(Component data from apps and pages)
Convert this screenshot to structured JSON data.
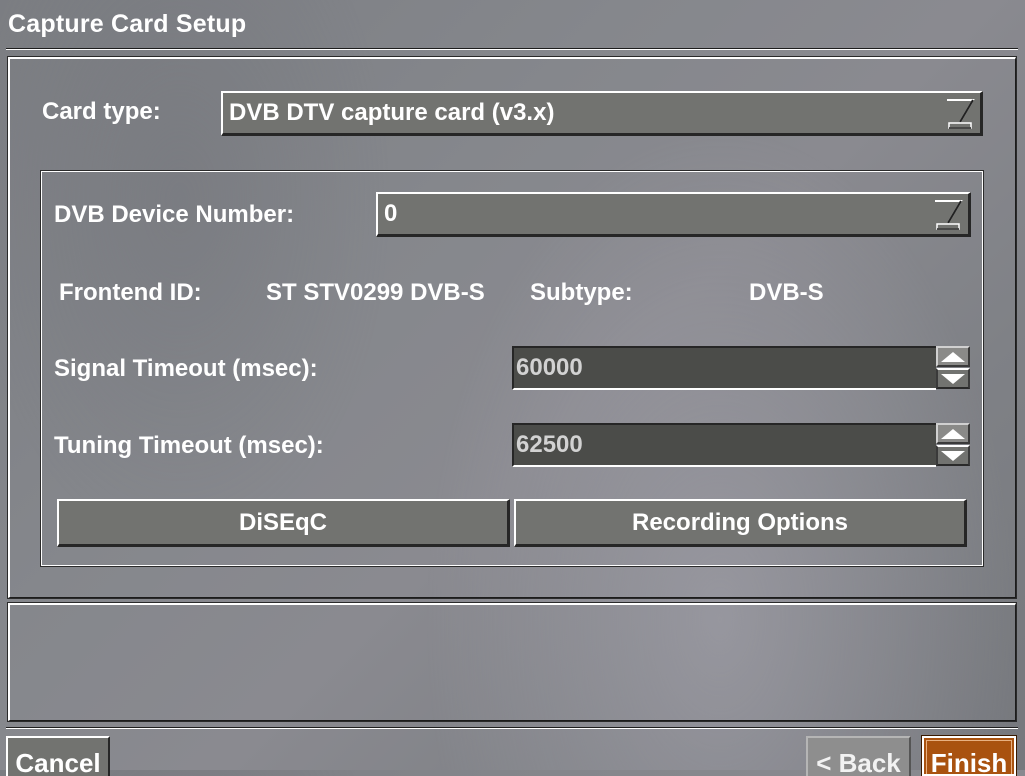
{
  "window": {
    "title": "Capture Card Setup"
  },
  "card_type": {
    "label": "Card type:",
    "value": "DVB DTV capture card (v3.x)",
    "icon": "dropdown-arrow-icon"
  },
  "dvb": {
    "device_number": {
      "label": "DVB Device Number:",
      "value": "0",
      "icon": "dropdown-arrow-icon"
    },
    "frontend_id": {
      "label": "Frontend ID:",
      "value": "ST STV0299 DVB-S"
    },
    "subtype": {
      "label": "Subtype:",
      "value": "DVB-S"
    },
    "signal_timeout": {
      "label": "Signal Timeout (msec):",
      "value": "60000"
    },
    "tuning_timeout": {
      "label": "Tuning Timeout (msec):",
      "value": "62500"
    },
    "buttons": {
      "diseqc": "DiSEqC",
      "recording_options": "Recording Options"
    }
  },
  "help_text": "",
  "footer": {
    "cancel": "Cancel",
    "back": "< Back",
    "finish": "Finish"
  },
  "colors": {
    "finish_accent": "#a9520f",
    "field_bg": "#727370",
    "spin_field_bg": "#4b4c49"
  }
}
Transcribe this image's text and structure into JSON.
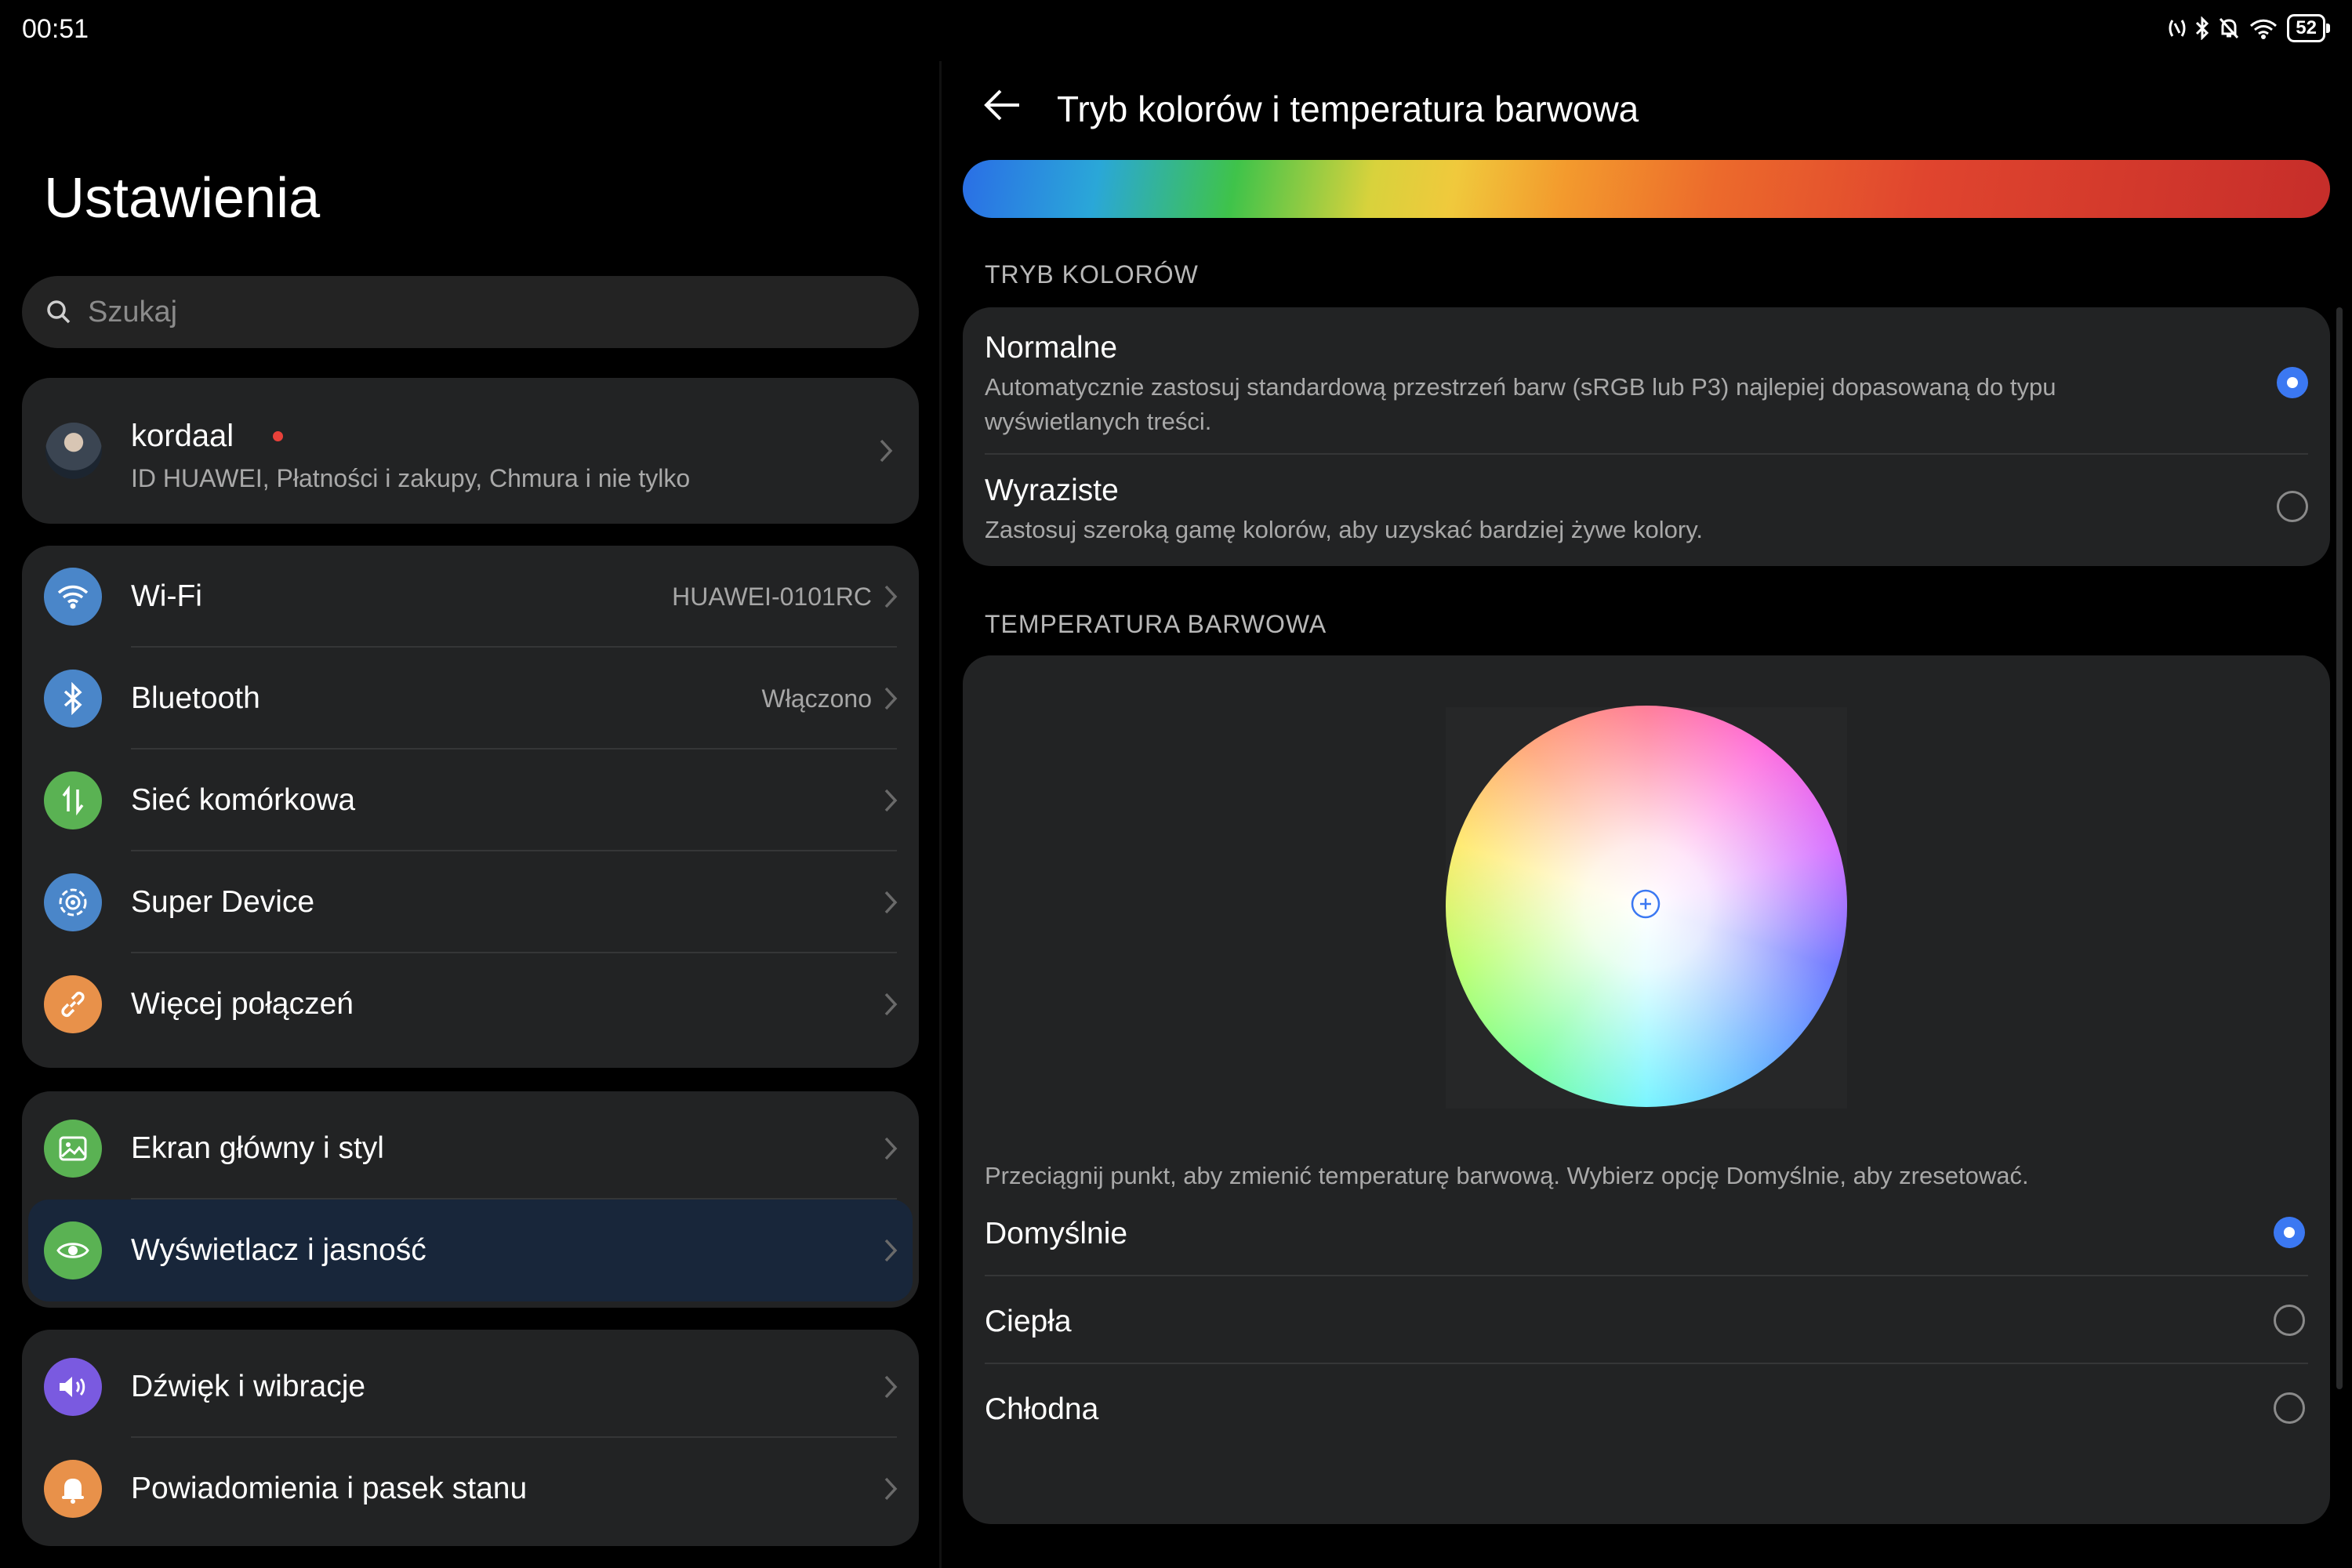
{
  "status_bar": {
    "time": "00:51",
    "battery": "52"
  },
  "settings": {
    "title": "Ustawienia",
    "search_placeholder": "Szukaj",
    "profile": {
      "name": "kordaal",
      "subtitle": "ID HUAWEI, Płatności i zakupy, Chmura i nie tylko"
    },
    "groups": [
      {
        "items": [
          {
            "label": "Wi-Fi",
            "value": "HUAWEI-0101RC",
            "icon": "wifi-icon",
            "color": "#4a86c9"
          },
          {
            "label": "Bluetooth",
            "value": "Włączono",
            "icon": "bluetooth-icon",
            "color": "#4a86c9"
          },
          {
            "label": "Sieć komórkowa",
            "value": "",
            "icon": "mobile-network-icon",
            "color": "#5ab253"
          },
          {
            "label": "Super Device",
            "value": "",
            "icon": "super-device-icon",
            "color": "#4a86c9"
          },
          {
            "label": "Więcej połączeń",
            "value": "",
            "icon": "link-icon",
            "color": "#e8914a"
          }
        ]
      },
      {
        "items": [
          {
            "label": "Ekran główny i styl",
            "value": "",
            "icon": "image-icon",
            "color": "#5ab253"
          },
          {
            "label": "Wyświetlacz i jasność",
            "value": "",
            "icon": "eye-icon",
            "color": "#5ab253",
            "selected": true
          }
        ]
      },
      {
        "items": [
          {
            "label": "Dźwięk i wibracje",
            "value": "",
            "icon": "speaker-icon",
            "color": "#7a5ae0"
          },
          {
            "label": "Powiadomienia i pasek stanu",
            "value": "",
            "icon": "bell-icon",
            "color": "#e8914a"
          }
        ]
      }
    ]
  },
  "detail": {
    "title": "Tryb kolorów i temperatura barwowa",
    "color_mode_header": "TRYB KOLORÓW",
    "color_modes": [
      {
        "title": "Normalne",
        "desc": "Automatycznie zastosuj standardową przestrzeń barw (sRGB lub P3) najlepiej dopasowaną do typu wyświetlanych treści.",
        "selected": true
      },
      {
        "title": "Wyraziste",
        "desc": "Zastosuj szeroką gamę kolorów, aby uzyskać bardziej żywe kolory.",
        "selected": false
      }
    ],
    "temperature_header": "TEMPERATURA BARWOWA",
    "temperature_hint": "Przeciągnij punkt, aby zmienić temperaturę barwową. Wybierz opcję Domyślnie, aby zresetować.",
    "temperature_options": [
      {
        "title": "Domyślnie",
        "selected": true
      },
      {
        "title": "Ciepła",
        "selected": false
      },
      {
        "title": "Chłodna",
        "selected": false
      }
    ],
    "accent_color": "#3b78f2"
  }
}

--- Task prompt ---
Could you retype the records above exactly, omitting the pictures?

--- Exercise result ---
Convert this screenshot to structured JSON data.
{
  "window": {
    "title": "Capture Card Setup"
  },
  "card_type": {
    "label": "Card type:",
    "value": "DVB DTV capture card (v3.x)",
    "icon": "dropdown-arrow-icon"
  },
  "dvb": {
    "device_number": {
      "label": "DVB Device Number:",
      "value": "0",
      "icon": "dropdown-arrow-icon"
    },
    "frontend_id": {
      "label": "Frontend ID:",
      "value": "ST STV0299 DVB-S"
    },
    "subtype": {
      "label": "Subtype:",
      "value": "DVB-S"
    },
    "signal_timeout": {
      "label": "Signal Timeout (msec):",
      "value": "60000"
    },
    "tuning_timeout": {
      "label": "Tuning Timeout (msec):",
      "value": "62500"
    },
    "buttons": {
      "diseqc": "DiSEqC",
      "recording_options": "Recording Options"
    }
  },
  "help_text": "",
  "footer": {
    "cancel": "Cancel",
    "back": "< Back",
    "finish": "Finish"
  },
  "colors": {
    "finish_accent": "#a9520f",
    "field_bg": "#727370",
    "spin_field_bg": "#4b4c49"
  }
}
Transcribe this image's text and structure into JSON.
{
  "status_bar": {
    "time": "00:51",
    "battery": "52"
  },
  "settings": {
    "title": "Ustawienia",
    "search_placeholder": "Szukaj",
    "profile": {
      "name": "kordaal",
      "subtitle": "ID HUAWEI, Płatności i zakupy, Chmura i nie tylko"
    },
    "groups": [
      {
        "items": [
          {
            "label": "Wi-Fi",
            "value": "HUAWEI-0101RC",
            "icon": "wifi-icon",
            "color": "#4a86c9"
          },
          {
            "label": "Bluetooth",
            "value": "Włączono",
            "icon": "bluetooth-icon",
            "color": "#4a86c9"
          },
          {
            "label": "Sieć komórkowa",
            "value": "",
            "icon": "mobile-network-icon",
            "color": "#5ab253"
          },
          {
            "label": "Super Device",
            "value": "",
            "icon": "super-device-icon",
            "color": "#4a86c9"
          },
          {
            "label": "Więcej połączeń",
            "value": "",
            "icon": "link-icon",
            "color": "#e8914a"
          }
        ]
      },
      {
        "items": [
          {
            "label": "Ekran główny i styl",
            "value": "",
            "icon": "image-icon",
            "color": "#5ab253"
          },
          {
            "label": "Wyświetlacz i jasność",
            "value": "",
            "icon": "eye-icon",
            "color": "#5ab253",
            "selected": true
          }
        ]
      },
      {
        "items": [
          {
            "label": "Dźwięk i wibracje",
            "value": "",
            "icon": "speaker-icon",
            "color": "#7a5ae0"
          },
          {
            "label": "Powiadomienia i pasek stanu",
            "value": "",
            "icon": "bell-icon",
            "color": "#e8914a"
          }
        ]
      }
    ]
  },
  "detail": {
    "title": "Tryb kolorów i temperatura barwowa",
    "color_mode_header": "TRYB KOLORÓW",
    "color_modes": [
      {
        "title": "Normalne",
        "desc": "Automatycznie zastosuj standardową przestrzeń barw (sRGB lub P3) najlepiej dopasowaną do typu wyświetlanych treści.",
        "selected": true
      },
      {
        "title": "Wyraziste",
        "desc": "Zastosuj szeroką gamę kolorów, aby uzyskać bardziej żywe kolory.",
        "selected": false
      }
    ],
    "temperature_header": "TEMPERATURA BARWOWA",
    "temperature_hint": "Przeciągnij punkt, aby zmienić temperaturę barwową. Wybierz opcję Domyślnie, aby zresetować.",
    "temperature_options": [
      {
        "title": "Domyślnie",
        "selected": true
      },
      {
        "title": "Ciepła",
        "selected": false
      },
      {
        "title": "Chłodna",
        "selected": false
      }
    ],
    "accent_color": "#3b78f2"
  }
}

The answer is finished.